= About this exercise =
Looking at the records below, please work out how many lines contain the word "Schedule" and give the number alone.

[Excerpts from an interface dataset]
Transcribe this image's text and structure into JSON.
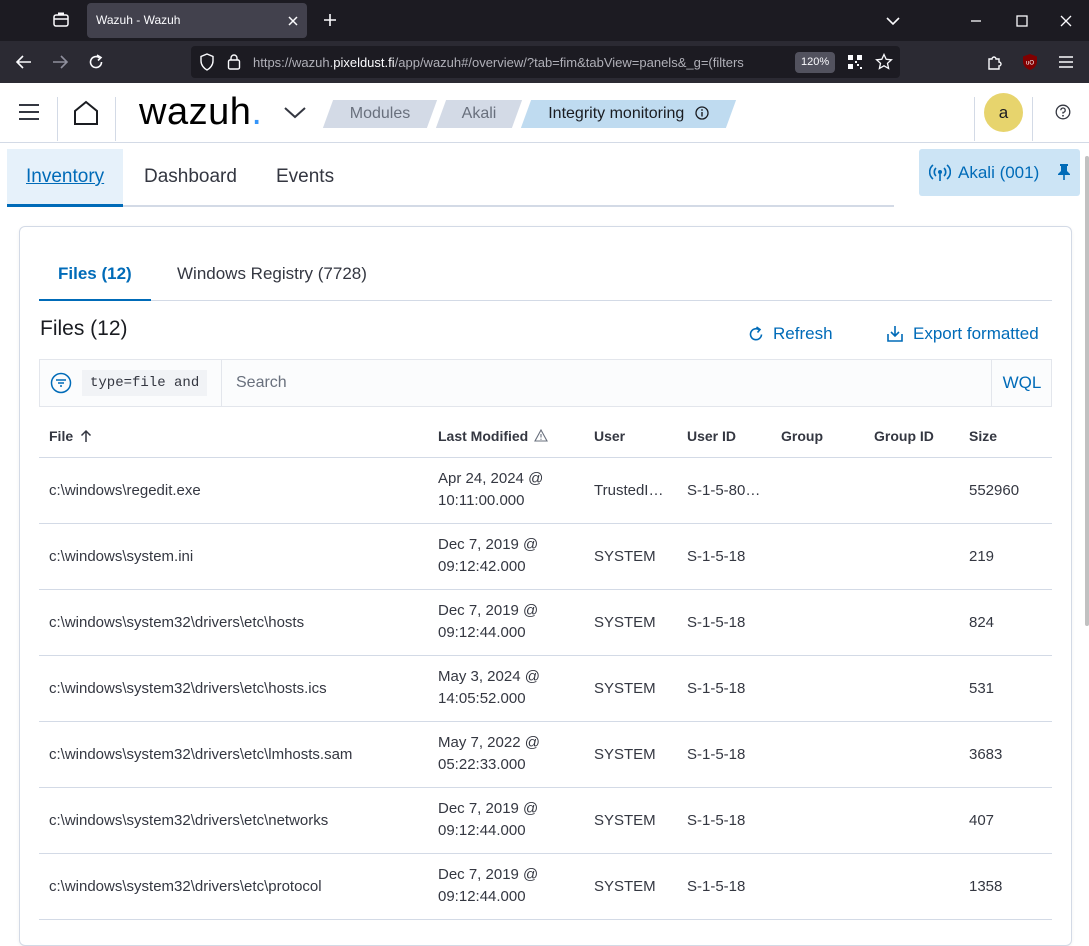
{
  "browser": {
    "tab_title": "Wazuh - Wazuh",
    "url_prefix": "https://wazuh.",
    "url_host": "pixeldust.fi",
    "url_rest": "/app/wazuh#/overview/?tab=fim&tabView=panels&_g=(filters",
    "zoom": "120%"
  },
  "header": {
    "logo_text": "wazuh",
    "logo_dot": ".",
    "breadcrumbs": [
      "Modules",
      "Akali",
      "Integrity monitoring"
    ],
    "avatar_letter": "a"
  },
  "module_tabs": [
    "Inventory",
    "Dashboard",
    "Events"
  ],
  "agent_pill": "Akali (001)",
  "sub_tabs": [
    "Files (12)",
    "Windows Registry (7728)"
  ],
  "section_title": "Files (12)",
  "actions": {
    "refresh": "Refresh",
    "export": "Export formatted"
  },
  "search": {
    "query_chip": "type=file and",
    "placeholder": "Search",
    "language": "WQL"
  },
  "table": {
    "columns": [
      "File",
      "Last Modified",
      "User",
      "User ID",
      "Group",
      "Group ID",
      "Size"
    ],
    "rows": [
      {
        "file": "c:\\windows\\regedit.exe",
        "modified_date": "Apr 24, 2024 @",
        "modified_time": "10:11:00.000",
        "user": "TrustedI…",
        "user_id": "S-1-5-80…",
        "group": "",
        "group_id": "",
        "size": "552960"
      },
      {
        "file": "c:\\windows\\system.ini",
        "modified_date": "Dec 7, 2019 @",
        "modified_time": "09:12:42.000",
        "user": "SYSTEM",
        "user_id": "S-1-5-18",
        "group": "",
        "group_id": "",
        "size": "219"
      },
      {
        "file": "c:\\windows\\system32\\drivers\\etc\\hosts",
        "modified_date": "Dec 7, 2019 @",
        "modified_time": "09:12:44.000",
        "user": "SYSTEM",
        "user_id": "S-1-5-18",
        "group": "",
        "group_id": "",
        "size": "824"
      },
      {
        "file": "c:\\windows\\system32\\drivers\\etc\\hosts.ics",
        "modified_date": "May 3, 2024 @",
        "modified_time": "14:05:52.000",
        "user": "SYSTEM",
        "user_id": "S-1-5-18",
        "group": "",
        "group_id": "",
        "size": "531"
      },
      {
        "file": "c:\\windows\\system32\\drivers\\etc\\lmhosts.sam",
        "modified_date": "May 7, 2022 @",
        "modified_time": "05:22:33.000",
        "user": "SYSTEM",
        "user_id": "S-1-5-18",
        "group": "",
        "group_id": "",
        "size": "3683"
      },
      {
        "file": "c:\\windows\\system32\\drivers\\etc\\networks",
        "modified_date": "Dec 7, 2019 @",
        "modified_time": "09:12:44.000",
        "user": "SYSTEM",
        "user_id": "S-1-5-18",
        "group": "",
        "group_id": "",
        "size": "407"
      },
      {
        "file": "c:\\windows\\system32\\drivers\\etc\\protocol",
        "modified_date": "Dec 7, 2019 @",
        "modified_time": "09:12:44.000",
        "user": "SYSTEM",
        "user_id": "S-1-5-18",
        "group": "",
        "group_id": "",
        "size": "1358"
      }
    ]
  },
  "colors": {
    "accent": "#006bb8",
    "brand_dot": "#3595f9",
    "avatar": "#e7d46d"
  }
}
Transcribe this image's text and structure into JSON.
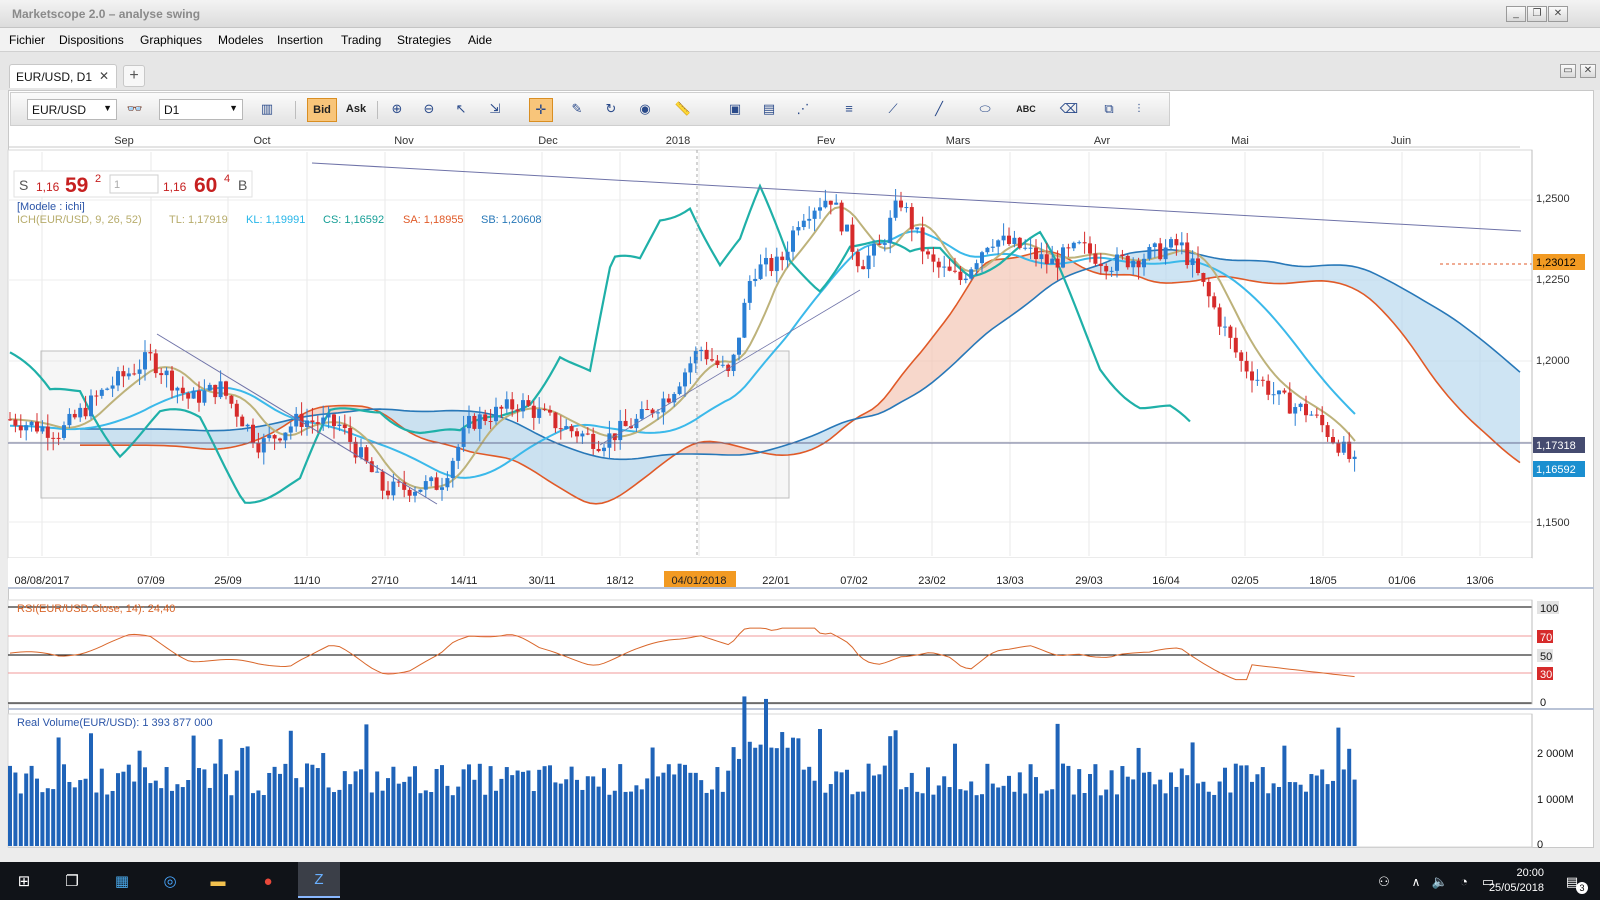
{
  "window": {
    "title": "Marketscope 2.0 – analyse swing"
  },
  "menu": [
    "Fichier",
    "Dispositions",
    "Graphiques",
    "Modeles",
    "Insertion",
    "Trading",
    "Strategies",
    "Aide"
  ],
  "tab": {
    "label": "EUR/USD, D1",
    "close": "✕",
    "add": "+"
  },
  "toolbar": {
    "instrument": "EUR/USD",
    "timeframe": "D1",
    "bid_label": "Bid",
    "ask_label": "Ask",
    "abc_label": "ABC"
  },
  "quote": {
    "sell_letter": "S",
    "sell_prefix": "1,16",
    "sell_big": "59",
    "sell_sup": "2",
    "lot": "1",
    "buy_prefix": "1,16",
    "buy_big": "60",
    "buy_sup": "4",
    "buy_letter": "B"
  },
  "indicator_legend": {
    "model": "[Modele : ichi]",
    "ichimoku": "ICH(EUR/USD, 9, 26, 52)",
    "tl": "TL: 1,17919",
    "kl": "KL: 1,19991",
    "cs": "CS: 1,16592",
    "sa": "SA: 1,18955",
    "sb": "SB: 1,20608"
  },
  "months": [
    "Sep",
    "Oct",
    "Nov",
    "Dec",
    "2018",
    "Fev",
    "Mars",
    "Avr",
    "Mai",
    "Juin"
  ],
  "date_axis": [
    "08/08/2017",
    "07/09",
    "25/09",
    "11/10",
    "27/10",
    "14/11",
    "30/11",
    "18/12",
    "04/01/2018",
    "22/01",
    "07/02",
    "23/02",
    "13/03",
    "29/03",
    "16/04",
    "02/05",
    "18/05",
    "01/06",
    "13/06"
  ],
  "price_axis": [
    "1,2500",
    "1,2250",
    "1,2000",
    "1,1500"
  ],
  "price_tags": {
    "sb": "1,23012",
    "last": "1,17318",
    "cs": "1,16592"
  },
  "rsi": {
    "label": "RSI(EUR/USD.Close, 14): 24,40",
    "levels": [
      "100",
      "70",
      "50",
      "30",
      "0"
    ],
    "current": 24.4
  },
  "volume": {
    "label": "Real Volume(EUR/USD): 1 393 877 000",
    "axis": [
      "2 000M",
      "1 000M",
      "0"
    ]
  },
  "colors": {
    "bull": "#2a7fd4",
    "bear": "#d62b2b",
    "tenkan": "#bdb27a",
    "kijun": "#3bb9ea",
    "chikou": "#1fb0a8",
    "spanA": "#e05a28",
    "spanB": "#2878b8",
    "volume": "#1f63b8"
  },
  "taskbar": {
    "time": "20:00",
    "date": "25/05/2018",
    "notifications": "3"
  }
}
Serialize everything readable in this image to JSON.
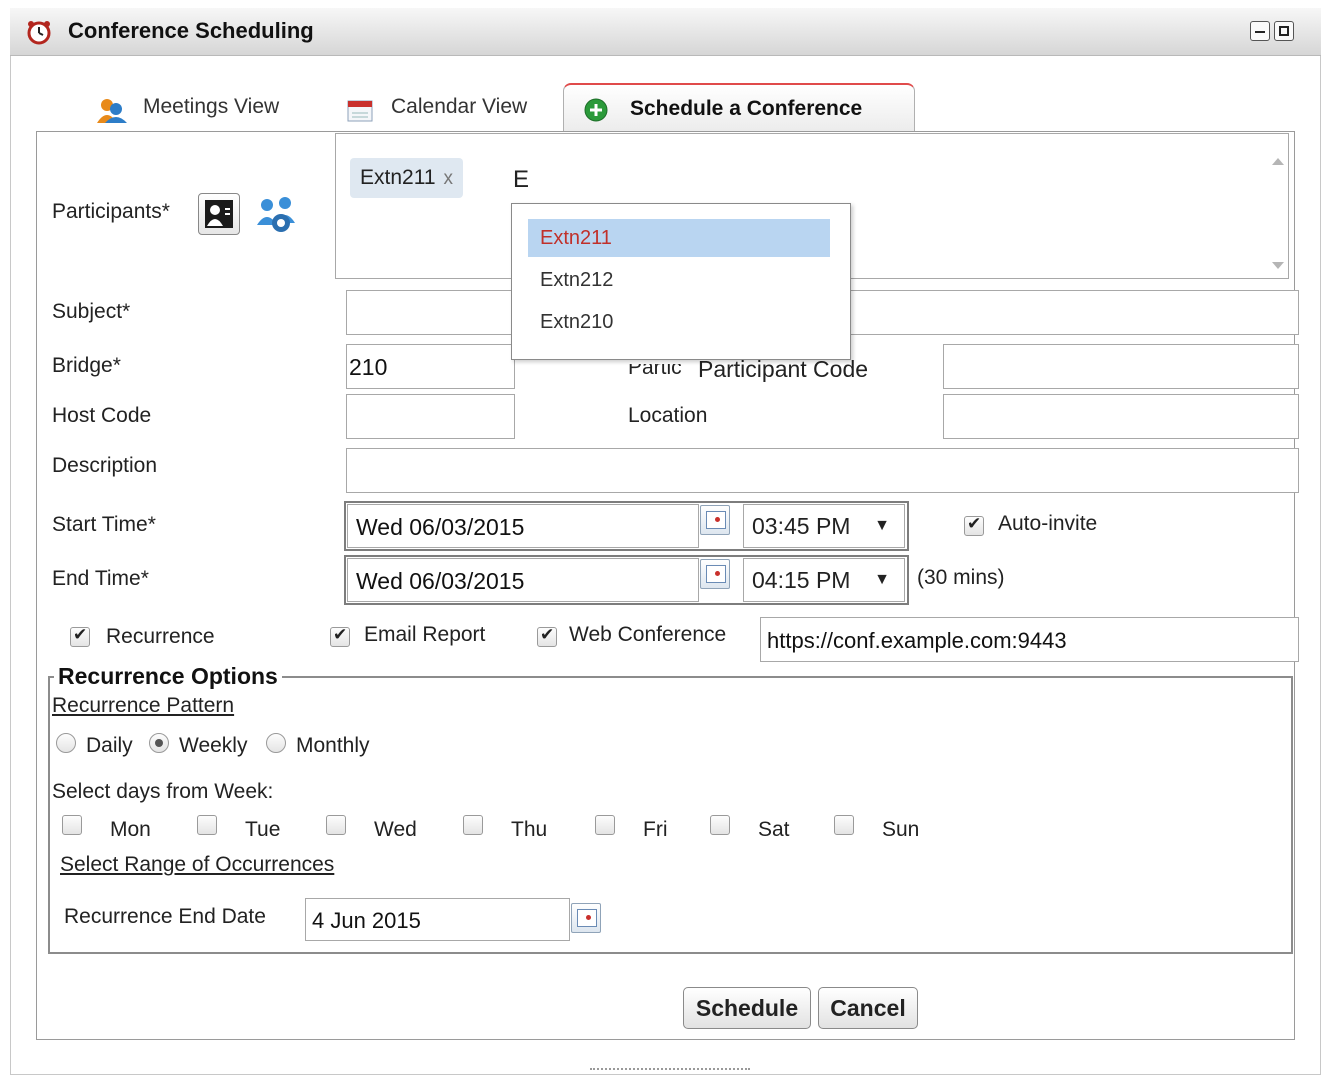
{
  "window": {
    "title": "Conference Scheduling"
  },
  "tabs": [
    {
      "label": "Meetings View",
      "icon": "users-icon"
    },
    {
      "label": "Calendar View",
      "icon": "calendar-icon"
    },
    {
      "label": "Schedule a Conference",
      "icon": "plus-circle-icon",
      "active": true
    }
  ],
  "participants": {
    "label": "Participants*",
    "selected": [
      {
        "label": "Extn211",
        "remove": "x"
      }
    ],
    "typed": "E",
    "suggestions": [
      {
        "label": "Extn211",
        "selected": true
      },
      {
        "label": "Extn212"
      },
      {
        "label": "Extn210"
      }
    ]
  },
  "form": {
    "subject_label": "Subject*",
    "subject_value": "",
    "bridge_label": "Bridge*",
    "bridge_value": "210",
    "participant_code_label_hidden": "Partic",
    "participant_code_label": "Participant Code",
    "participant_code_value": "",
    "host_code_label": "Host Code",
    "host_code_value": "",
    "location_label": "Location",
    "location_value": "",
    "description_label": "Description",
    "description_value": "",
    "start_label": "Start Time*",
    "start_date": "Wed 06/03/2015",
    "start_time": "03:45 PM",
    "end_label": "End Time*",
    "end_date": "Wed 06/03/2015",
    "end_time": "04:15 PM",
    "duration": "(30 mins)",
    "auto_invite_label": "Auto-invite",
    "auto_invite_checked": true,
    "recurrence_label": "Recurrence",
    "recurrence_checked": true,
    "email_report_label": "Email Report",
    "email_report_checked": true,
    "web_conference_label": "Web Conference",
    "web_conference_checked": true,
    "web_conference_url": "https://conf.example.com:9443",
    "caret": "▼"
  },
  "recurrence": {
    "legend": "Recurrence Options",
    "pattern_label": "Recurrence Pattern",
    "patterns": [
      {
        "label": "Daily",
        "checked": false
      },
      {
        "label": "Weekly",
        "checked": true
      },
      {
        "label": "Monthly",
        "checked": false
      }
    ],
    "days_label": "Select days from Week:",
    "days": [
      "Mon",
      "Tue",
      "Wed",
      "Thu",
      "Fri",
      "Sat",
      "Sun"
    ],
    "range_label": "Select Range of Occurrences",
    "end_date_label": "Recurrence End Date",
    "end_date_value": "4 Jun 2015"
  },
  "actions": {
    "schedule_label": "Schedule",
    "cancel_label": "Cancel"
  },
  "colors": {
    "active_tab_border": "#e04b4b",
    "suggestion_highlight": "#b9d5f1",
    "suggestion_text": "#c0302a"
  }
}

= Output of the task =
2